A Brief History of Stokenchurch

Stokenchurch first appears in manorial records in the thirteenth century. In 1279 the manor of Aston Rowant included the hamlet of Stokenchurch. The name is believed to have been derived from Anglo Saxon meaning 'church in the woods'. Certainly parts of the Parish Church of St. Peter and St. Paul date from the twelfth century.

In the middle ages the area was wooded, with oak and ash trees as well as the native beech. Fields were gradually cleared from the woodland around the village with crop rotation depending on individual fields.

For centuries the existence of the villagers remained unchanged. The main source of fuel in the towns and cities was wood and vast quantities of faggots - bundles of twiggy wood for burning - were shipped down the Thames to London. This was used for domestic purposes and for firing furnaces, brick and glassmaking.

Colliers Lane, in the valley to the north of Stokenchurch, had long been used as a drovers' road. The track was prone to flooding and, as a drier alternative, a new path over the hills through Stokenchurch developed. This became the main road to Oxford and ran through the village, down the Chiltern's escarpment on what is now the bridle track to Aston Rowant at Westway Farm, and on through Church Lane to Copcourt and Tetsworth.

By the middle of the eighteenth century, Stokenchurch, at the highest part of the Chilterns became a natural place to change the horses of stage coaches after the long haul up from High Wycombe and the much steeper pitch up Aston Hill. This in turn led to the establishment of many of the pubs and inns in the village.

In 1824 the gradient of the road from Stokenchurch to Aston Rowant was made far less by diverting its route to the west, following the line of what is now the A40. The presence of a road system meant that, in addition to firewood, locally built furniture could now be shipped direct to London. In the nineteenth century chair making and lace making were the local industries.

When the common was enclosed in 1861, under the General Inclosure Acts, its use was reserved for the annual pleasure and horse fair on 10 and 11 July, to which great droves of Welsh ponies and Irish horses were formerly brought. In the latter decades of the nineteenth century New Road was laid out, allotments for 'the labouring poor' were created as was Marlow Road cemetery. A Board School was opened on the site of what is now Old School Close.

At the start of the twentieth century the population of Stokenchurch had risen to around 1500. With the coming of the motor car links with High Wycombe and London steadily improved and the furniture and chair making businesses flourished.

In 1951, a far-sighted parish council was able to buy the commons outright, thus guaranteeing open space in the village in perpetuity. In the second half of the century the traditional trade of chair making slowly declined as the industry became less reliant on locally sourced wood. The building of the M40, initially to Oxford and latterly to Birmingham, created significant areas land available for development. As a result the village grew quickly in size. Stokenchurch became highly accessible with both London and Birmingham no more than an hour away.

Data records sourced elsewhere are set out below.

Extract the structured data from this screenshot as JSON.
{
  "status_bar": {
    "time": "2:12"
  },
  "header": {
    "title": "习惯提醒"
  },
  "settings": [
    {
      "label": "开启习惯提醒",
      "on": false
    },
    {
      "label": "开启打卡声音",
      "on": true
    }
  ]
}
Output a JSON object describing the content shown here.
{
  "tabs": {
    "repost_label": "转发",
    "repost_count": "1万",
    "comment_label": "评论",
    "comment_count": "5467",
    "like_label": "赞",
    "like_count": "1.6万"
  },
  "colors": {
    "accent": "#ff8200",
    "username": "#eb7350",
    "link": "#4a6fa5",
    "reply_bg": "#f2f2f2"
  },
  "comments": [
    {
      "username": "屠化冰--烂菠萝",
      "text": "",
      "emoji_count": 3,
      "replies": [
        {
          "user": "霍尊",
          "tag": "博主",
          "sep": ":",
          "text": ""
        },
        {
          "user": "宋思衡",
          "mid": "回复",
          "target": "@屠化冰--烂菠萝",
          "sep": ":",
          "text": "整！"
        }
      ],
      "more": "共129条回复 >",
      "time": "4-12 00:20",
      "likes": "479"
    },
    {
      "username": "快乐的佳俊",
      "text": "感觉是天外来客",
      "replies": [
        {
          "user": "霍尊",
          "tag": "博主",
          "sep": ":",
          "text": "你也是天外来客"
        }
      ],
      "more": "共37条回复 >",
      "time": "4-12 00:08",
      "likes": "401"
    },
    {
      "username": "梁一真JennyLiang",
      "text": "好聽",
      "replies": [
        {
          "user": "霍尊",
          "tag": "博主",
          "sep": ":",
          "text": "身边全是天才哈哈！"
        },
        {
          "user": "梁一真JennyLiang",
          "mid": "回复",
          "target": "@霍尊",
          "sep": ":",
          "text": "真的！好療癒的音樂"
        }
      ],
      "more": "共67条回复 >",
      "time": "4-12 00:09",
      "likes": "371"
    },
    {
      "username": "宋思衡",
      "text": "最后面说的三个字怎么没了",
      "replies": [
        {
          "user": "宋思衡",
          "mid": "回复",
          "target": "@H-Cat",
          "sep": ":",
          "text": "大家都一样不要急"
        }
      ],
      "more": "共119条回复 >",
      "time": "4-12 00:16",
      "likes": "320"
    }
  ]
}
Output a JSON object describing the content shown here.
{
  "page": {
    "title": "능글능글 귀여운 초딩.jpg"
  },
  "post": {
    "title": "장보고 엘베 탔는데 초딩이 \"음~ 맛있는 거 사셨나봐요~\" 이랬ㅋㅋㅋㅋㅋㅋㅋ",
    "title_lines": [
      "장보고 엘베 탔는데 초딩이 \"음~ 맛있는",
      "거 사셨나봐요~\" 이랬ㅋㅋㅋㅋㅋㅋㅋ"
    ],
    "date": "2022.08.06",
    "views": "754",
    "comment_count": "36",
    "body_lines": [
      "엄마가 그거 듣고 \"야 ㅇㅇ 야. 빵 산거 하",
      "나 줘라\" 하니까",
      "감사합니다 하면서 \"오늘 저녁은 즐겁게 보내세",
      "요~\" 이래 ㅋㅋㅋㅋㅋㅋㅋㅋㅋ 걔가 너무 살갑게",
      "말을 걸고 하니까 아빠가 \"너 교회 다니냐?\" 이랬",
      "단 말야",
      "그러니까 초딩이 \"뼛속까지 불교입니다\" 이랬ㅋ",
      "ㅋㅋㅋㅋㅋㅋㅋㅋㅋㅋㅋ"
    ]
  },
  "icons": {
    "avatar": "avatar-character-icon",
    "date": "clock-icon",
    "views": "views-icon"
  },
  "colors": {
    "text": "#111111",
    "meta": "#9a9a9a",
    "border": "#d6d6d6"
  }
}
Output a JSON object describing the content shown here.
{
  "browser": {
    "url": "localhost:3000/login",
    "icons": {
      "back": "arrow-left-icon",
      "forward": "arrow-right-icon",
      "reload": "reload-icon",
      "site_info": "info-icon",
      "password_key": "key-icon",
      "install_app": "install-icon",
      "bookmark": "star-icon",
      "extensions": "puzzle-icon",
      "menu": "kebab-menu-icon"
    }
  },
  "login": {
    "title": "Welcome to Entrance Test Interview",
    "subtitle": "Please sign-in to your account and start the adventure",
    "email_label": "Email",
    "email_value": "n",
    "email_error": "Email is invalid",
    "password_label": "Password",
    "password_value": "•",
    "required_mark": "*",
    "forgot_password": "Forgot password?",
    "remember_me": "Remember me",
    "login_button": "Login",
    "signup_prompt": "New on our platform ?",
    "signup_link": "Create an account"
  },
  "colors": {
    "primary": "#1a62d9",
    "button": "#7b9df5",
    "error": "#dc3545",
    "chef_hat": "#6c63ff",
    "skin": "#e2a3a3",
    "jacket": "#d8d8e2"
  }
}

Now, in the early years of the twenty-first century, the population has risen to around 5000. Despite this growth an abundance of green spaces still exists both within and around the village.